WHAT YOU ARE ASKED TO DO: Using the records below, report how many lines include "this", and give no more than the number.

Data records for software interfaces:
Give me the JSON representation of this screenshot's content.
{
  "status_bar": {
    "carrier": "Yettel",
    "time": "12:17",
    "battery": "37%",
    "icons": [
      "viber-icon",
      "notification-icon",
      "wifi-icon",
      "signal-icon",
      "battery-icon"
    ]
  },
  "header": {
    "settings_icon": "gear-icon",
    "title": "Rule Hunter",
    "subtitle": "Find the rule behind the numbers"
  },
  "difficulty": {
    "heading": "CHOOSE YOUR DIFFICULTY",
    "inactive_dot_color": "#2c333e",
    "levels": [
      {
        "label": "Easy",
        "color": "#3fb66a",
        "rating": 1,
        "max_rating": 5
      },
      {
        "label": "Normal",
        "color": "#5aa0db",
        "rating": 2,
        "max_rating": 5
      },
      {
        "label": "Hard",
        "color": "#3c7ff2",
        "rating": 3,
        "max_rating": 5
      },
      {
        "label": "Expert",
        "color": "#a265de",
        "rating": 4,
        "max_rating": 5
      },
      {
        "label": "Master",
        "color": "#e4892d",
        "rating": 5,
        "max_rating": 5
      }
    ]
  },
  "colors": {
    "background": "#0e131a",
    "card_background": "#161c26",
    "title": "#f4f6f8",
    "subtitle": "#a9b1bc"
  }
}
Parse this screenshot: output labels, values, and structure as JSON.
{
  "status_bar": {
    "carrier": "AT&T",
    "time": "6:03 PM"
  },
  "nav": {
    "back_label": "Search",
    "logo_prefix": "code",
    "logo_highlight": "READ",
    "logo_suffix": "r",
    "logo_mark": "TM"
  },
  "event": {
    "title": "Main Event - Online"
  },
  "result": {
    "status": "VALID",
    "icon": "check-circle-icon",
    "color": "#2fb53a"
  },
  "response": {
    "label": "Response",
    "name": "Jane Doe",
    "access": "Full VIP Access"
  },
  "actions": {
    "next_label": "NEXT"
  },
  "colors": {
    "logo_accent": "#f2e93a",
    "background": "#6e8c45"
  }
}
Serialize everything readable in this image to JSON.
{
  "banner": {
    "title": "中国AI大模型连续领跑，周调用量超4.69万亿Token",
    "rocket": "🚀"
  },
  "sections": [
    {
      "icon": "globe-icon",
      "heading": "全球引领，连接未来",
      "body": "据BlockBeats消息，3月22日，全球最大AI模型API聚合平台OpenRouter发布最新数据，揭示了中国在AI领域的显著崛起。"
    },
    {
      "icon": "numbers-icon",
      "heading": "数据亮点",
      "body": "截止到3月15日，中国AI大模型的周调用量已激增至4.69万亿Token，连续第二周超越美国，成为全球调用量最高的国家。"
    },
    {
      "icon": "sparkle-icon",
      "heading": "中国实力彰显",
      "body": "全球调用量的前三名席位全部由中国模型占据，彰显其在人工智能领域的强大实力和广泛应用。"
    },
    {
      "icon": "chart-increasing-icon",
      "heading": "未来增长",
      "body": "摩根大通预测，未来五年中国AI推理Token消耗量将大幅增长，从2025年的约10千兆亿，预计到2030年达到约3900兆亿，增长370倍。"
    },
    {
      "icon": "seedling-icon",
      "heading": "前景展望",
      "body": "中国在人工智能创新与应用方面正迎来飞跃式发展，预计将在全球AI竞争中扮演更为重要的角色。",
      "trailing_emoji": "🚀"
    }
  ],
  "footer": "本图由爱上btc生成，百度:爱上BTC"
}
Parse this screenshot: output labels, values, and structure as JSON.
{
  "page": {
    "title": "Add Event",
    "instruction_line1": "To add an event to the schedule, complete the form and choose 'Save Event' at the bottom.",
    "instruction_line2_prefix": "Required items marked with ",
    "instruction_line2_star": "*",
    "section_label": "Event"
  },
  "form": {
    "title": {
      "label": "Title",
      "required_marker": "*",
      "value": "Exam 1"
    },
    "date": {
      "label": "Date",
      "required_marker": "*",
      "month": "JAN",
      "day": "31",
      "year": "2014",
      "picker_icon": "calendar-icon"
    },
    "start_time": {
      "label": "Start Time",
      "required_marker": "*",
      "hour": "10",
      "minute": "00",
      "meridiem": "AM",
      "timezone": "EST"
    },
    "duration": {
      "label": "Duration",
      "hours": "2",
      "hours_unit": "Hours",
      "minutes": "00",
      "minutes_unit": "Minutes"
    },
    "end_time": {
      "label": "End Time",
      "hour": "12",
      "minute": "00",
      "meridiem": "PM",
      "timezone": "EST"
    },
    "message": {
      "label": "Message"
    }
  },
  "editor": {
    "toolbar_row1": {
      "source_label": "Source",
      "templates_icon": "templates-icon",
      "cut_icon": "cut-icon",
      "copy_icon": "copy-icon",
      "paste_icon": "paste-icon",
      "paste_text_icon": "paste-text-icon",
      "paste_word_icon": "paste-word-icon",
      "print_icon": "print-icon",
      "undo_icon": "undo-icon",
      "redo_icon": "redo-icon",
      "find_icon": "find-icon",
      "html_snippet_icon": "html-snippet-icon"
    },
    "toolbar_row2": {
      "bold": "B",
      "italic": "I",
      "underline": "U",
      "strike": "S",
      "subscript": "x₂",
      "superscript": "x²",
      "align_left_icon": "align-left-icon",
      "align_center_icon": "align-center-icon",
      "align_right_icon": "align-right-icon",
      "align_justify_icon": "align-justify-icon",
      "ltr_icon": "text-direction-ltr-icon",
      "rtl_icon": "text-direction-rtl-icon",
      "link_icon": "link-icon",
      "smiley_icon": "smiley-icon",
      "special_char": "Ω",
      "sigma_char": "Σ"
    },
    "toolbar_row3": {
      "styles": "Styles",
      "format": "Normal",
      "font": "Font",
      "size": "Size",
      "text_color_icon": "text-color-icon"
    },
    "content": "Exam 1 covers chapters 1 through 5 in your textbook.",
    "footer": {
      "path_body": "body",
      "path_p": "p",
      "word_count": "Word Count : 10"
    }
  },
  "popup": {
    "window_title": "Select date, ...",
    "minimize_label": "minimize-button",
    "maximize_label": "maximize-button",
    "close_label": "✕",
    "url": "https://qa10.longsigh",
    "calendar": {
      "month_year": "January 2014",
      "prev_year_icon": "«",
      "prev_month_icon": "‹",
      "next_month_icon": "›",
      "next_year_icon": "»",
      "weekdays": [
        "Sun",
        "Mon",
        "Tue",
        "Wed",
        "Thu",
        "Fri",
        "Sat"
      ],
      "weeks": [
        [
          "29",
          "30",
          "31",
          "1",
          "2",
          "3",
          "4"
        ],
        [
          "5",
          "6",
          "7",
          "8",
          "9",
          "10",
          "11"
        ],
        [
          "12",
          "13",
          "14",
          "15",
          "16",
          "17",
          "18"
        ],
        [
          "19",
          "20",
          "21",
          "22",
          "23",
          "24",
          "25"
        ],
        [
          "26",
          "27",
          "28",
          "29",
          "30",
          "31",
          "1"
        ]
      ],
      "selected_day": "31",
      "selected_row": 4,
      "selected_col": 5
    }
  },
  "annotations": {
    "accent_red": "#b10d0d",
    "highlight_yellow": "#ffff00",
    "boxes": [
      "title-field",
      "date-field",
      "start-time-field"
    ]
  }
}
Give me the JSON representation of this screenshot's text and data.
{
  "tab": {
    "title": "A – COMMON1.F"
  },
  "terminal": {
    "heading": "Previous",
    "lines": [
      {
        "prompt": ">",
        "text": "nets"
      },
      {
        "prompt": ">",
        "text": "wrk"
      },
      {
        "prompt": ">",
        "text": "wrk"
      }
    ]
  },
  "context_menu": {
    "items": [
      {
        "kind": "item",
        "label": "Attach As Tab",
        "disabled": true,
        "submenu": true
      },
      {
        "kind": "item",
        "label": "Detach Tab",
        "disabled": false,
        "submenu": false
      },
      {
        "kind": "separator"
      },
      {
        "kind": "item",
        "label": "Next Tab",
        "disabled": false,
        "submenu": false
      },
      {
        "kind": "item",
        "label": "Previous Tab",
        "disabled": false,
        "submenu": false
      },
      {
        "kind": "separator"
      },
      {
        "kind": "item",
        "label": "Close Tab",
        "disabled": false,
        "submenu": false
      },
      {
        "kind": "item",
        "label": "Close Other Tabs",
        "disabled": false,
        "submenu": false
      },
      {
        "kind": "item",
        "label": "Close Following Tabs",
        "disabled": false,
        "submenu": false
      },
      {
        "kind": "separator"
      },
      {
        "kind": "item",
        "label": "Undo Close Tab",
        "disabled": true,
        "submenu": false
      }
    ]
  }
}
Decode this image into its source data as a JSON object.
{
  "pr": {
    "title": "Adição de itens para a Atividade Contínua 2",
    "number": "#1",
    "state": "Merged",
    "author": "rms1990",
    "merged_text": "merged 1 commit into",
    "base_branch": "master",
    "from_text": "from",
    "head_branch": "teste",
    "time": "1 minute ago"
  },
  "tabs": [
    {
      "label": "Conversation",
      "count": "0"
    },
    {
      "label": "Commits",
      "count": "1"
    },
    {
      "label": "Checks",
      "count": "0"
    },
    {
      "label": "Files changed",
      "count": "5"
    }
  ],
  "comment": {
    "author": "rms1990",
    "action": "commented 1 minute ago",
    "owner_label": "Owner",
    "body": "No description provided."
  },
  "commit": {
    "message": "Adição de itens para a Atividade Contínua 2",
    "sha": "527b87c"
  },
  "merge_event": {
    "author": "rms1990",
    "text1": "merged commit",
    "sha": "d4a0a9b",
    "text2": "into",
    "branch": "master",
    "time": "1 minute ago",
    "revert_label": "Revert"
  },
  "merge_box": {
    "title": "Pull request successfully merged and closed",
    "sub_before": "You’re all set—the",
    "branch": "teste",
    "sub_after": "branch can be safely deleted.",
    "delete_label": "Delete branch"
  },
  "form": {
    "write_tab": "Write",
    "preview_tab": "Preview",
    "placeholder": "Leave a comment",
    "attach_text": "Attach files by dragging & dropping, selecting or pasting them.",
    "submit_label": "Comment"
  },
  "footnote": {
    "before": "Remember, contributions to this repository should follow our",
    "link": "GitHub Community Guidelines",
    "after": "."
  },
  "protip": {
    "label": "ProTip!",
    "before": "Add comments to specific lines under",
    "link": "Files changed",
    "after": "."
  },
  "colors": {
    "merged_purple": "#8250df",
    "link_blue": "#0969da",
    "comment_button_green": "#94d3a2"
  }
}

TASK RESULT: 7